corresponding therapist, as described in Chapter Two.
Rehabilitation Settings The types of rehabilitation described above may be performed in a variety of settings. The location will depend upon the needs of the patient, the recommendations of the medical team, and, possibly, insurance coverage.
Acute Inpatient Rehabilitation—Follows acute hospital care, focuses on intensive cognitive and physical therapies in the early months after injury. May be based in the hospital or in specialized skilled facilities.
Subacute Rehabilitation—Often performed in a skilled nursing facility or nursing home, and focuses on less intensive rehabilitation over a longer period of time.
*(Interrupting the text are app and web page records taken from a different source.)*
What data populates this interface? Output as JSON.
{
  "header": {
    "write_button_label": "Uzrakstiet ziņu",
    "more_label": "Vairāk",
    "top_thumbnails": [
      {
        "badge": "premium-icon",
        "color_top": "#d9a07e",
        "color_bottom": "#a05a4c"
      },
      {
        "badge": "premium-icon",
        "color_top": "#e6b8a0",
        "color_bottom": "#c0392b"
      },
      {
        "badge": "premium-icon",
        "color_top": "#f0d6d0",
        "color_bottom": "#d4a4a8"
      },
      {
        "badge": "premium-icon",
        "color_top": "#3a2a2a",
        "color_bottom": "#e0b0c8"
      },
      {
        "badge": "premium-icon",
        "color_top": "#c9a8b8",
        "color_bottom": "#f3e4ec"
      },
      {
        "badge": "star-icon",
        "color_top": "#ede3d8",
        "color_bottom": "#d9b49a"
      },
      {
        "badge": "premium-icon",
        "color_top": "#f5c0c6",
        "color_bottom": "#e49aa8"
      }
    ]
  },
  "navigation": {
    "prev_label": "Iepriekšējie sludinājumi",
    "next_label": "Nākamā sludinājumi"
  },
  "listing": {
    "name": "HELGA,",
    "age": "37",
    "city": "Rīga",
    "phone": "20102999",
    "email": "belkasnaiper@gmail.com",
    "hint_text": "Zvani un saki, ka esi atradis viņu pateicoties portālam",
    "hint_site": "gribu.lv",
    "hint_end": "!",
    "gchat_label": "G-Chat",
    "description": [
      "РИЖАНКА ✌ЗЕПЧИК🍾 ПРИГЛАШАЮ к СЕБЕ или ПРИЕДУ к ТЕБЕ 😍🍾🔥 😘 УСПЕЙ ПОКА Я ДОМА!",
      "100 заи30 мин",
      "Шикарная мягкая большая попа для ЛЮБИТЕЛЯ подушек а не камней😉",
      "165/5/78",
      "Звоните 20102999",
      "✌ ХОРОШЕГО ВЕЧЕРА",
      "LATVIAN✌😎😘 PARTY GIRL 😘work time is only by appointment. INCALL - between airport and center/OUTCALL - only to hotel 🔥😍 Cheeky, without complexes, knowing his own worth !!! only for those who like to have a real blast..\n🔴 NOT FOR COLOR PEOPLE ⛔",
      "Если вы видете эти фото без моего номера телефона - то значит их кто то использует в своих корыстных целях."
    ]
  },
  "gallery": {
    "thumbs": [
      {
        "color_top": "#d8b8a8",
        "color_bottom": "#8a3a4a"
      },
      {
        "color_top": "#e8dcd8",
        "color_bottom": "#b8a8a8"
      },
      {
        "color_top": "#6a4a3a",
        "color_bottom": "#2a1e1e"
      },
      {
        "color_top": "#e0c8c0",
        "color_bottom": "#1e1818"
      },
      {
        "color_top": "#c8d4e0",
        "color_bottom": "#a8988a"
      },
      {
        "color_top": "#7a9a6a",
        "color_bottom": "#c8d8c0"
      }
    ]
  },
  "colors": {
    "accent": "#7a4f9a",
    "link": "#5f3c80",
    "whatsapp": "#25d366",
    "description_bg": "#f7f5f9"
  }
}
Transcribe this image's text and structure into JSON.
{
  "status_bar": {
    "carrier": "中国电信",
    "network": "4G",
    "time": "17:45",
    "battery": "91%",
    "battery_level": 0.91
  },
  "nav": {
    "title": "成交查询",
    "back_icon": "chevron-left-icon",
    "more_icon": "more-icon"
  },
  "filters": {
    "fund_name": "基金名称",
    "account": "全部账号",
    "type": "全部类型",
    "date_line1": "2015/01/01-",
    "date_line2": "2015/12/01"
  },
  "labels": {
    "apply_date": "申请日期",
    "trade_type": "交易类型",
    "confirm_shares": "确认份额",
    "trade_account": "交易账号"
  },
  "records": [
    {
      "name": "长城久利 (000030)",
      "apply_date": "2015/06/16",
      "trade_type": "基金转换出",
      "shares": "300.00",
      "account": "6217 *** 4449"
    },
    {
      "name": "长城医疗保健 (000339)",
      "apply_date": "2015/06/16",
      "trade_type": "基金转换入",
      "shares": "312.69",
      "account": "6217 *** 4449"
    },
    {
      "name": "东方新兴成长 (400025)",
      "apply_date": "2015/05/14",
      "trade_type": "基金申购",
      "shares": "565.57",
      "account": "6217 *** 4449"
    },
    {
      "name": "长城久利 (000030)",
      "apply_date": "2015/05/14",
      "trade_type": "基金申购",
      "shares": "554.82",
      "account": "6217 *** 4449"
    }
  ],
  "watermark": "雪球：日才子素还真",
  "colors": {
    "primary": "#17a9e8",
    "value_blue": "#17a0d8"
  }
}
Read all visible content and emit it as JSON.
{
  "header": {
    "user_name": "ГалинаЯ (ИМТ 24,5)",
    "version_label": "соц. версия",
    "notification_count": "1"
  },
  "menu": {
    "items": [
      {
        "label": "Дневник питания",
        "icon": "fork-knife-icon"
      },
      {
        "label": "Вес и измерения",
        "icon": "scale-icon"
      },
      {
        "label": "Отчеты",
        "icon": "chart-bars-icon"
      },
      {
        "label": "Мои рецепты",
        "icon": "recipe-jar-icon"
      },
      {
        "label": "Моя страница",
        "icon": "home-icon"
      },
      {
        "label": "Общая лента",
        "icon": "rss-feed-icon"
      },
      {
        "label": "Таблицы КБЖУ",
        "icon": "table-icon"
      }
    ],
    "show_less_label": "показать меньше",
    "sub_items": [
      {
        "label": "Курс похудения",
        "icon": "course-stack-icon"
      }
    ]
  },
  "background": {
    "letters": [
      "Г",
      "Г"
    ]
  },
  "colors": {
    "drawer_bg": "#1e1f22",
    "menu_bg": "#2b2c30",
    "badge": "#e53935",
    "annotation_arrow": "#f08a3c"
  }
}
Day Rehabilitation (Day Hospital, Day Treatment)—Takes place in the hospital as a structured program, but the patient returns home at night.
Outpatient Therapy—Typically for patients who do not require inpatient treatment. May include those who have progressed but need assistance with more complex tasks or those whose impairments are not severe enough to require inpatient treatment. May take place in the hospital, skilled nursing facility, or other settings.
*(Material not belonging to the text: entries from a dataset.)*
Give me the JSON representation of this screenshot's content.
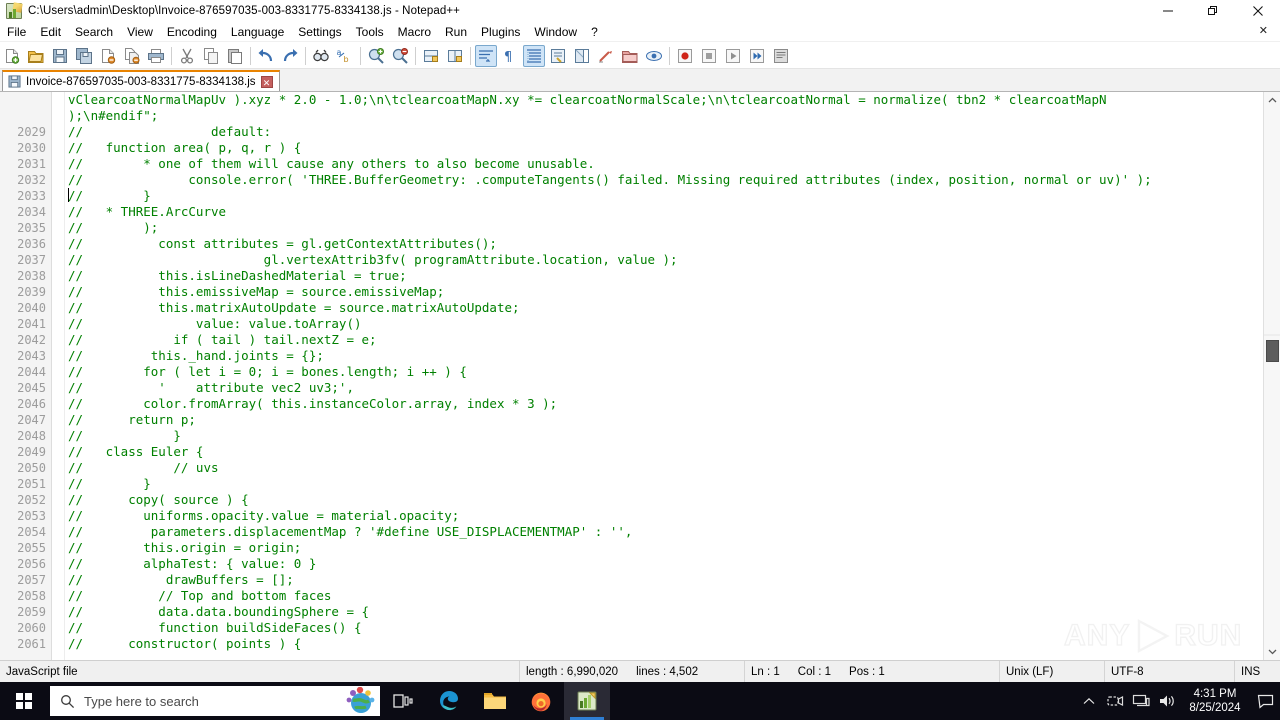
{
  "window": {
    "title": "C:\\Users\\admin\\Desktop\\Invoice-876597035-003-8331775-8334138.js - Notepad++",
    "icon": "notepad-plus-plus-icon",
    "minimize": "—",
    "restore": "❐",
    "close": "✕",
    "menu_close_document": "✕"
  },
  "menu": {
    "items": [
      {
        "label": "File"
      },
      {
        "label": "Edit"
      },
      {
        "label": "Search"
      },
      {
        "label": "View"
      },
      {
        "label": "Encoding"
      },
      {
        "label": "Language"
      },
      {
        "label": "Settings"
      },
      {
        "label": "Tools"
      },
      {
        "label": "Macro"
      },
      {
        "label": "Run"
      },
      {
        "label": "Plugins"
      },
      {
        "label": "Window"
      },
      {
        "label": "?"
      }
    ]
  },
  "toolbar": {
    "buttons": [
      {
        "name": "new-file-icon",
        "pressed": false
      },
      {
        "name": "open-file-icon",
        "pressed": false
      },
      {
        "name": "save-icon",
        "pressed": false
      },
      {
        "name": "save-all-icon",
        "pressed": false
      },
      {
        "name": "close-file-icon",
        "pressed": false
      },
      {
        "name": "close-all-files-icon",
        "pressed": false
      },
      {
        "name": "print-icon",
        "pressed": false
      },
      {
        "name": "separator"
      },
      {
        "name": "cut-icon",
        "pressed": false
      },
      {
        "name": "copy-icon",
        "pressed": false
      },
      {
        "name": "paste-icon",
        "pressed": false
      },
      {
        "name": "separator"
      },
      {
        "name": "undo-icon",
        "pressed": false
      },
      {
        "name": "redo-icon",
        "pressed": false
      },
      {
        "name": "separator"
      },
      {
        "name": "find-icon",
        "pressed": false
      },
      {
        "name": "replace-icon",
        "pressed": false
      },
      {
        "name": "separator"
      },
      {
        "name": "zoom-in-icon",
        "pressed": false
      },
      {
        "name": "zoom-out-icon",
        "pressed": false
      },
      {
        "name": "separator"
      },
      {
        "name": "sync-vertical-scroll-icon",
        "pressed": false
      },
      {
        "name": "sync-horizontal-scroll-icon",
        "pressed": false
      },
      {
        "name": "separator"
      },
      {
        "name": "word-wrap-icon",
        "pressed": true
      },
      {
        "name": "show-all-characters-icon",
        "pressed": false
      },
      {
        "name": "indent-guide-icon",
        "pressed": true
      },
      {
        "name": "user-defined-dialog-icon",
        "pressed": false
      },
      {
        "name": "show-document-map-icon",
        "pressed": false
      },
      {
        "name": "function-list-icon",
        "pressed": false
      },
      {
        "name": "folder-as-workspace-icon",
        "pressed": false
      },
      {
        "name": "monitoring-icon",
        "pressed": false
      },
      {
        "name": "separator"
      },
      {
        "name": "record-macro-icon",
        "pressed": false
      },
      {
        "name": "stop-macro-icon",
        "pressed": false
      },
      {
        "name": "play-macro-icon",
        "pressed": false
      },
      {
        "name": "run-macro-multiple-icon",
        "pressed": false
      },
      {
        "name": "save-macro-icon",
        "pressed": false
      }
    ]
  },
  "tabs": [
    {
      "label": "Invoice-876597035-003-8331775-8334138.js",
      "icon": "save-icon",
      "close": "✕",
      "active": true
    }
  ],
  "editor": {
    "language": "JavaScript",
    "wrapped_continuation_lines": [
      "vClearcoatNormalMapUv ).xyz * 2.0 - 1.0;\\n\\tclearcoatMapN.xy *= clearcoatNormalScale;\\n\\tclearcoatNormal = normalize( tbn2 * clearcoatMapN",
      ");\\n#endif\";"
    ],
    "lines": [
      {
        "number": "2029",
        "text": "//                 default:"
      },
      {
        "number": "2030",
        "text": "//   function area( p, q, r ) {"
      },
      {
        "number": "2031",
        "text": "//        * one of them will cause any others to also become unusable."
      },
      {
        "number": "2032",
        "text": "//              console.error( 'THREE.BufferGeometry: .computeTangents() failed. Missing required attributes (index, position, normal or uv)' );"
      },
      {
        "number": "2033",
        "text": "//        }"
      },
      {
        "number": "2034",
        "text": "//   * THREE.ArcCurve"
      },
      {
        "number": "2035",
        "text": "//        );"
      },
      {
        "number": "2036",
        "text": "//          const attributes = gl.getContextAttributes();"
      },
      {
        "number": "2037",
        "text": "//                        gl.vertexAttrib3fv( programAttribute.location, value );"
      },
      {
        "number": "2038",
        "text": "//          this.isLineDashedMaterial = true;"
      },
      {
        "number": "2039",
        "text": "//          this.emissiveMap = source.emissiveMap;"
      },
      {
        "number": "2040",
        "text": "//          this.matrixAutoUpdate = source.matrixAutoUpdate;"
      },
      {
        "number": "2041",
        "text": "//               value: value.toArray()"
      },
      {
        "number": "2042",
        "text": "//            if ( tail ) tail.nextZ = e;"
      },
      {
        "number": "2043",
        "text": "//         this._hand.joints = {};"
      },
      {
        "number": "2044",
        "text": "//        for ( let i = 0; i = bones.length; i ++ ) {"
      },
      {
        "number": "2045",
        "text": "//          '    attribute vec2 uv3;',"
      },
      {
        "number": "2046",
        "text": "//        color.fromArray( this.instanceColor.array, index * 3 );"
      },
      {
        "number": "2047",
        "text": "//      return p;"
      },
      {
        "number": "2048",
        "text": "//            }"
      },
      {
        "number": "2049",
        "text": "//   class Euler {"
      },
      {
        "number": "2050",
        "text": "//            // uvs"
      },
      {
        "number": "2051",
        "text": "//        }"
      },
      {
        "number": "2052",
        "text": "//      copy( source ) {"
      },
      {
        "number": "2053",
        "text": "//        uniforms.opacity.value = material.opacity;"
      },
      {
        "number": "2054",
        "text": "//         parameters.displacementMap ? '#define USE_DISPLACEMENTMAP' : '',"
      },
      {
        "number": "2055",
        "text": "//        this.origin = origin;"
      },
      {
        "number": "2056",
        "text": "//        alphaTest: { value: 0 }"
      },
      {
        "number": "2057",
        "text": "//           drawBuffers = [];"
      },
      {
        "number": "2058",
        "text": "//          // Top and bottom faces"
      },
      {
        "number": "2059",
        "text": "//          data.data.boundingSphere = {"
      },
      {
        "number": "2060",
        "text": "//          function buildSideFaces() {"
      },
      {
        "number": "2061",
        "text": "//      constructor( points ) {"
      }
    ],
    "code_color": "#008000",
    "scrollbar": {
      "up_arrow": "⌃",
      "down_arrow": "⌄"
    }
  },
  "watermark": {
    "left_text": "ANY",
    "right_text": "RUN",
    "icon": "play-triangle-icon"
  },
  "statusbar": {
    "file_type": "JavaScript file",
    "length_label": "length : 6,990,020",
    "lines_label": "lines : 4,502",
    "ln": "Ln : 1",
    "col": "Col : 1",
    "pos": "Pos : 1",
    "eol": "Unix (LF)",
    "encoding": "UTF-8",
    "insert_mode": "INS"
  },
  "taskbar": {
    "start": "windows-logo-icon",
    "search": {
      "placeholder": "Type here to search",
      "icon": "search-icon",
      "decor_icon": "earth-globe-icon"
    },
    "items": [
      {
        "name": "task-view-icon",
        "active": false
      },
      {
        "name": "microsoft-edge-icon",
        "active": false
      },
      {
        "name": "file-explorer-icon",
        "active": false
      },
      {
        "name": "firefox-icon",
        "active": false
      },
      {
        "name": "notepad-plus-plus-icon",
        "active": true
      }
    ],
    "tray": {
      "chevron": "⌃",
      "icons": [
        "screen-recorder-icon",
        "network-icon",
        "volume-icon"
      ],
      "time": "4:31 PM",
      "date": "8/25/2024",
      "notification": "notification-icon"
    }
  }
}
Home Treatment—Some hospitals and rehabilitation centers will provide rehabilitation within the home.
Community Re-entry Programs—Designed to assist the patient regain skills needed to return to independent living and work. Therapies focus on higher level motor, cognitive, and social skills, and can take place in the home or in a rehabilitation center.
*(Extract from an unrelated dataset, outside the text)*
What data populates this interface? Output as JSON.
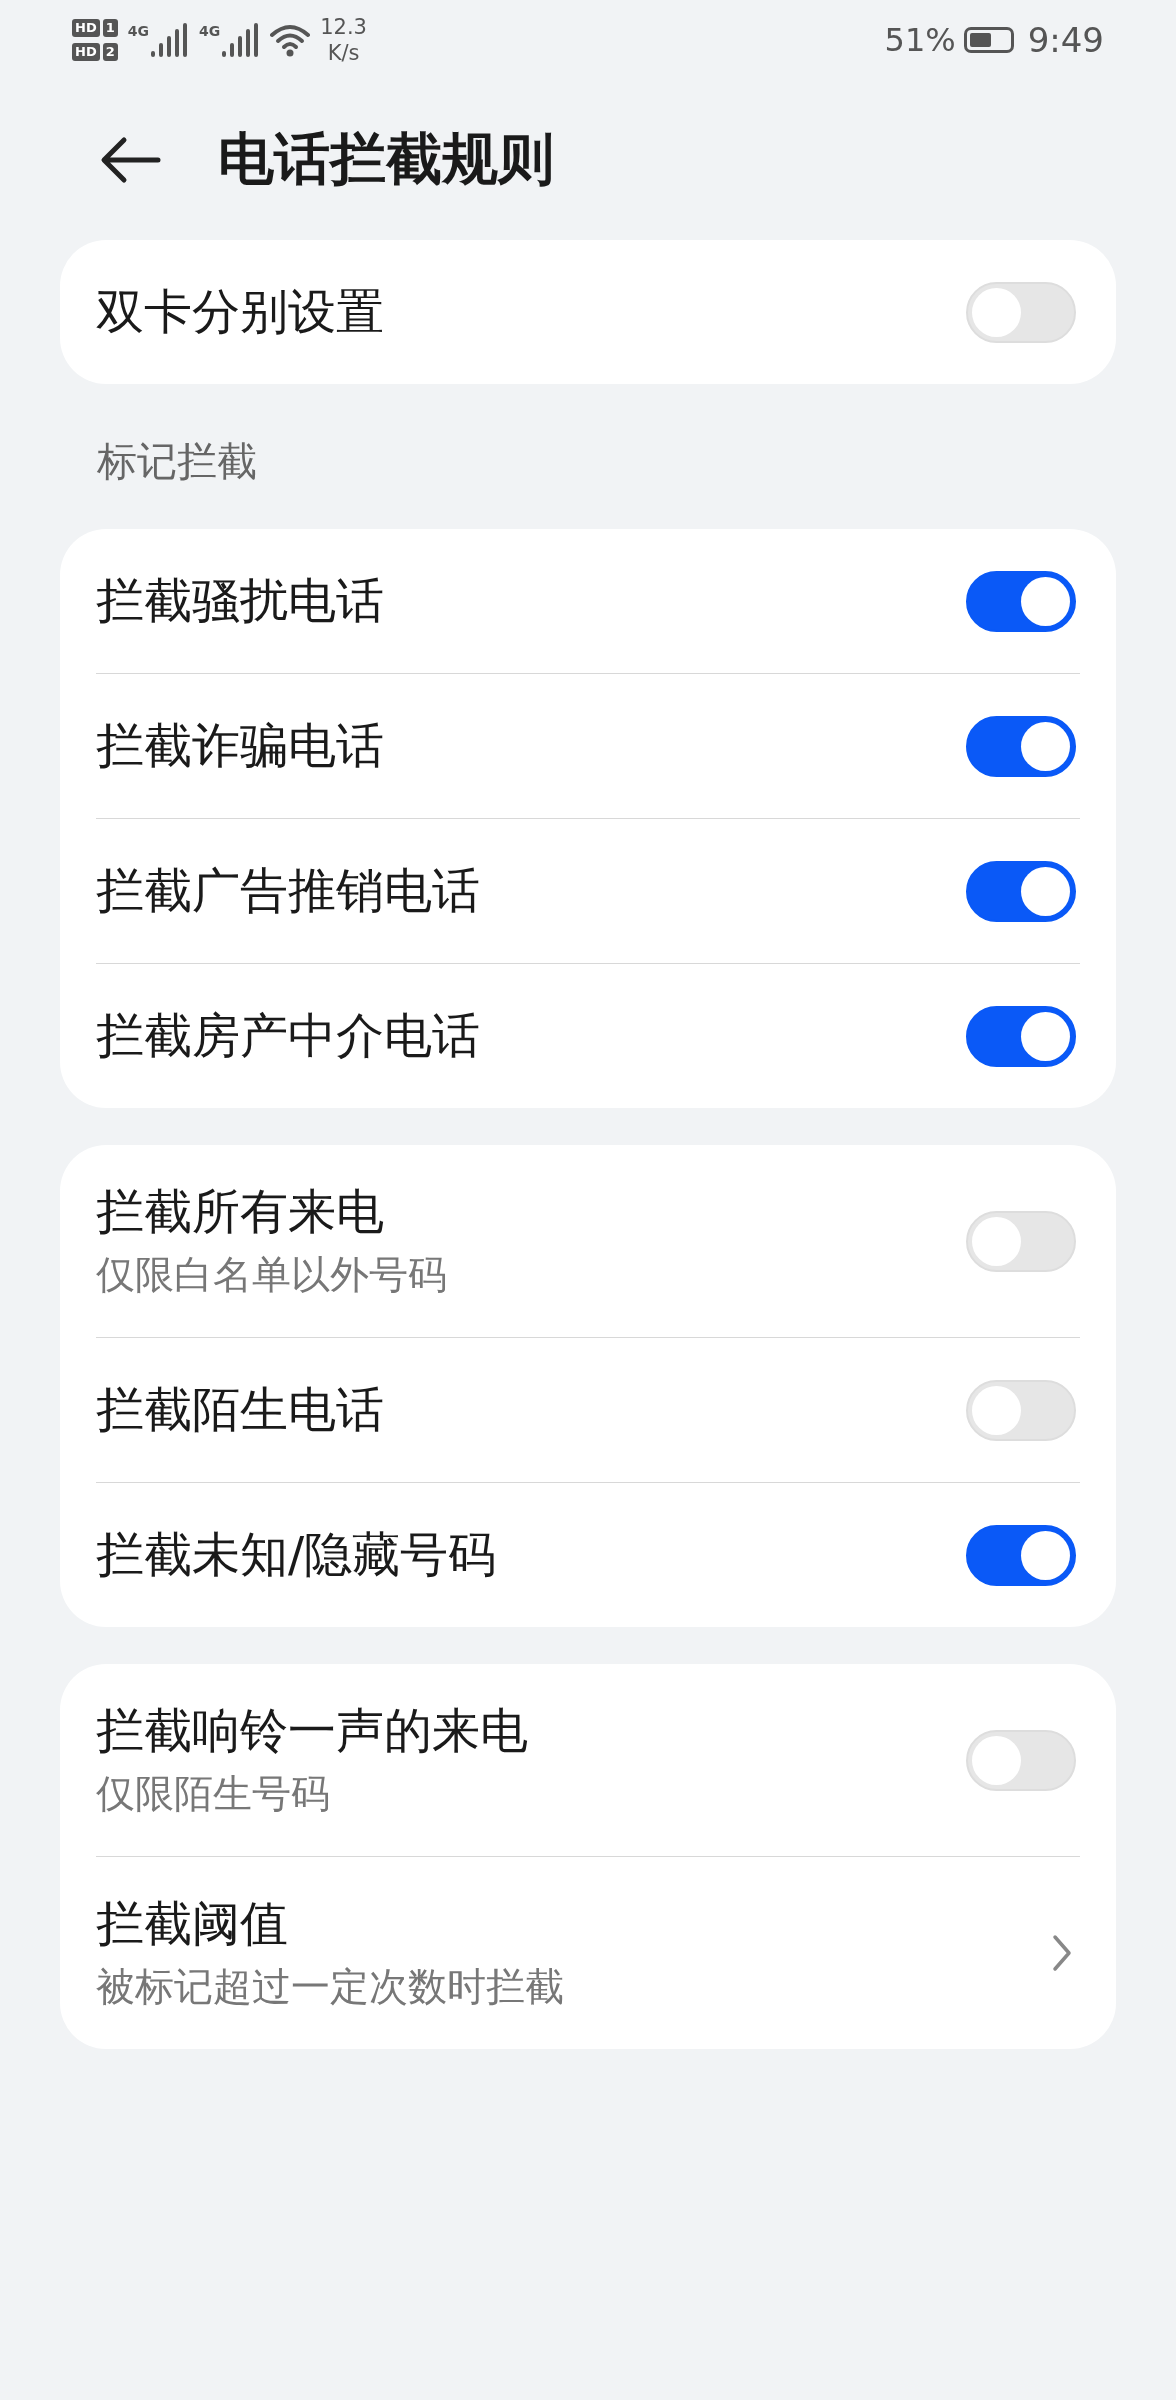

Independent Living Programs—Provide housing for brain-injury survivors, with the goal of helping individuals attain independent living. Programs may vary in levels of assistance, depending upon the needs of the individual.